▸ ASSIGNMENT
Work through the entries below and report how many lines include "鞍山淏华运输有限公司". The number alone is the answer.

BEGIN DATA PROVIDED

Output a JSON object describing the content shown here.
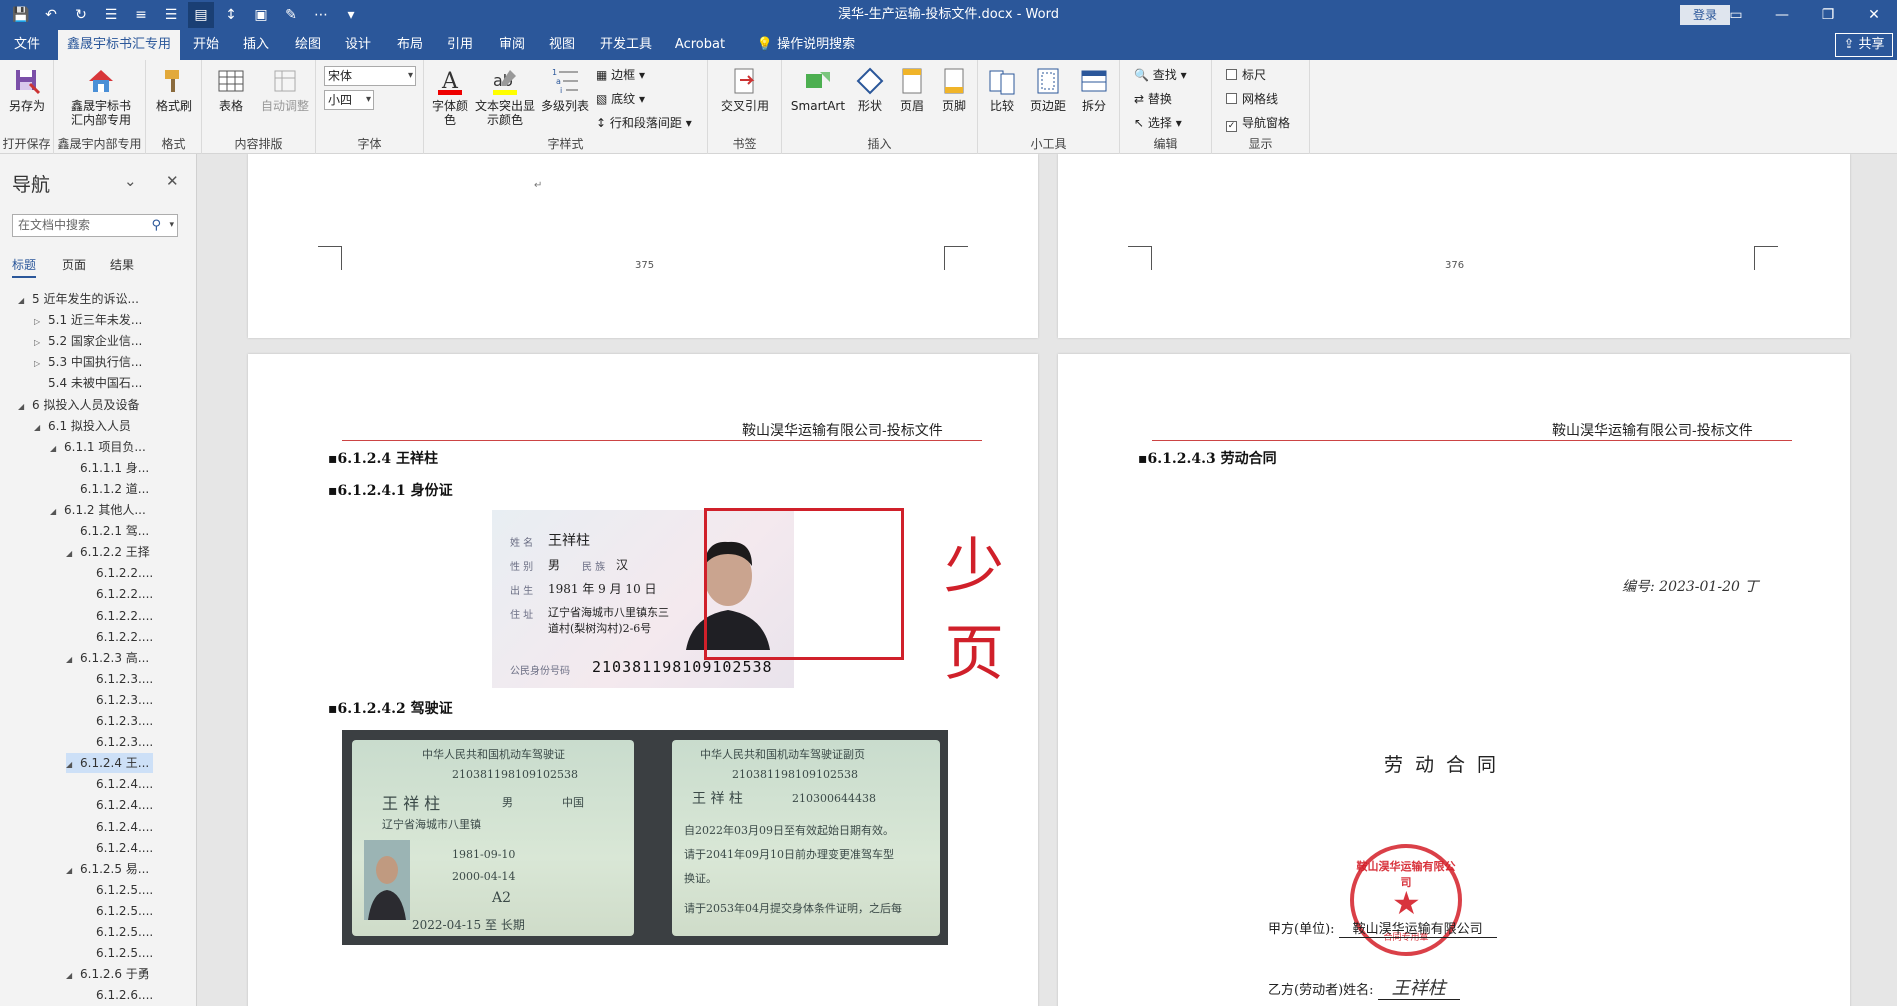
{
  "window": {
    "title": "淏华-生产运输-投标文件.docx  -  Word",
    "login": "登录",
    "share": "共享"
  },
  "tabs": [
    {
      "label": "文件"
    },
    {
      "label": "鑫晟宇标书汇专用"
    },
    {
      "label": "开始"
    },
    {
      "label": "插入"
    },
    {
      "label": "绘图"
    },
    {
      "label": "设计"
    },
    {
      "label": "布局"
    },
    {
      "label": "引用"
    },
    {
      "label": "审阅"
    },
    {
      "label": "视图"
    },
    {
      "label": "开发工具"
    },
    {
      "label": "Acrobat"
    },
    {
      "label": "操作说明搜索"
    }
  ],
  "ribbon": {
    "saveas": "另存为",
    "open_save": "打开保存",
    "xsy_line1": "鑫晟宇标书",
    "xsy_line2": "汇内部专用",
    "xsy_group": "鑫晟宇内部专用",
    "format_painter": "格式刷",
    "format_group": "格式",
    "table": "表格",
    "auto_adjust": "自动调整",
    "content_group": "内容排版",
    "font_name": "宋体",
    "font_size": "小四",
    "font_group": "字体",
    "font_color_1": "字体颜",
    "font_color_2": "色",
    "highlight_1": "文本突出显",
    "highlight_2": "示颜色",
    "multilevel": "多级列表",
    "border": "边框",
    "shading": "底纹",
    "spacing": "行和段落间距",
    "style_group": "字样式",
    "crossref": "交叉引用",
    "bookmark_group": "书签",
    "smartart": "SmartArt",
    "shape": "形状",
    "header": "页眉",
    "footer": "页脚",
    "insert_group": "插入",
    "compare": "比较",
    "margin": "页边距",
    "split": "拆分",
    "tools_group": "小工具",
    "find": "查找",
    "replace": "替换",
    "select": "选择",
    "edit_group": "编辑",
    "ruler": "标尺",
    "gridlines": "网格线",
    "navpane": "导航窗格",
    "show_group": "显示"
  },
  "nav": {
    "title": "导航",
    "search_placeholder": "在文档中搜索",
    "tabs": [
      "标题",
      "页面",
      "结果"
    ],
    "items": [
      {
        "text": "5 近年发生的诉讼..."
      },
      {
        "text": "5.1 近三年未发..."
      },
      {
        "text": "5.2 国家企业信..."
      },
      {
        "text": "5.3 中国执行信..."
      },
      {
        "text": "5.4 未被中国石..."
      },
      {
        "text": "6 拟投入人员及设备"
      },
      {
        "text": "6.1 拟投入人员"
      },
      {
        "text": "6.1.1 项目负..."
      },
      {
        "text": "6.1.1.1 身..."
      },
      {
        "text": "6.1.1.2 道..."
      },
      {
        "text": "6.1.2 其他人..."
      },
      {
        "text": "6.1.2.1 驾..."
      },
      {
        "text": "6.1.2.2 王择"
      },
      {
        "text": "6.1.2.2...."
      },
      {
        "text": "6.1.2.2...."
      },
      {
        "text": "6.1.2.2...."
      },
      {
        "text": "6.1.2.2...."
      },
      {
        "text": "6.1.2.3 高..."
      },
      {
        "text": "6.1.2.3...."
      },
      {
        "text": "6.1.2.3...."
      },
      {
        "text": "6.1.2.3...."
      },
      {
        "text": "6.1.2.3...."
      },
      {
        "text": "6.1.2.4 王..."
      },
      {
        "text": "6.1.2.4...."
      },
      {
        "text": "6.1.2.4...."
      },
      {
        "text": "6.1.2.4...."
      },
      {
        "text": "6.1.2.4...."
      },
      {
        "text": "6.1.2.5 易..."
      },
      {
        "text": "6.1.2.5...."
      },
      {
        "text": "6.1.2.5...."
      },
      {
        "text": "6.1.2.5...."
      },
      {
        "text": "6.1.2.5...."
      },
      {
        "text": "6.1.2.6 于勇"
      },
      {
        "text": "6.1.2.6...."
      }
    ]
  },
  "pages": {
    "num_left": "375",
    "num_right": "376",
    "header_text": "鞍山淏华运输有限公司-投标文件",
    "h_name": "6.1.2.4    王祥柱",
    "h_id": "6.1.2.4.1  身份证",
    "h_license": "6.1.2.4.2  驾驶证",
    "h_contract": "6.1.2.4.3  劳动合同",
    "annotation": "少页"
  },
  "idcard": {
    "l_name": "姓 名",
    "name": "王祥柱",
    "l_sex": "性 别",
    "sex": "男",
    "l_nation": "民 族",
    "nation": "汉",
    "l_birth": "出 生",
    "birth": "1981  年  9 月 10 日",
    "l_addr": "住 址",
    "addr1": "辽宁省海城市八里镇东三",
    "addr2": "道村(梨树沟村)2-6号",
    "l_idno": "公民身份号码",
    "idno": "210381198109102538"
  },
  "license": {
    "title_l": "中华人民共和国机动车驾驶证",
    "idno_l": "210381198109102538",
    "name": "王 祥 柱",
    "sex": "男",
    "country": "中国",
    "addr": "辽宁省海城市八里镇",
    "date1": "1981-09-10",
    "date2": "2000-04-14",
    "class": "A2",
    "valid": "2022-04-15 至 长期",
    "title_r": "中华人民共和国机动车驾驶证副页",
    "idno_r": "210381198109102538",
    "name_r": "王 祥 柱",
    "file_no": "210300644438",
    "note1": "自2022年03月09日至有效起始日期有效。",
    "note2": "请于2041年09月10日前办理变更准驾车型",
    "note3": "换证。",
    "note4": "请于2053年04月提交身体条件证明，之后每"
  },
  "contract": {
    "serial": "编号: 2023-01-20 丁",
    "title": "劳动合同",
    "party_a_label": "甲方(单位):",
    "party_a": "鞍山淏华运输有限公司",
    "party_b_label": "乙方(劳动者)姓名:",
    "party_b": "王祥柱",
    "stamp_top": "鞍山淏华运输有限公司",
    "stamp_bottom": "合同专用章"
  }
}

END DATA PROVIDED

▸ OUTPUT BELOW
3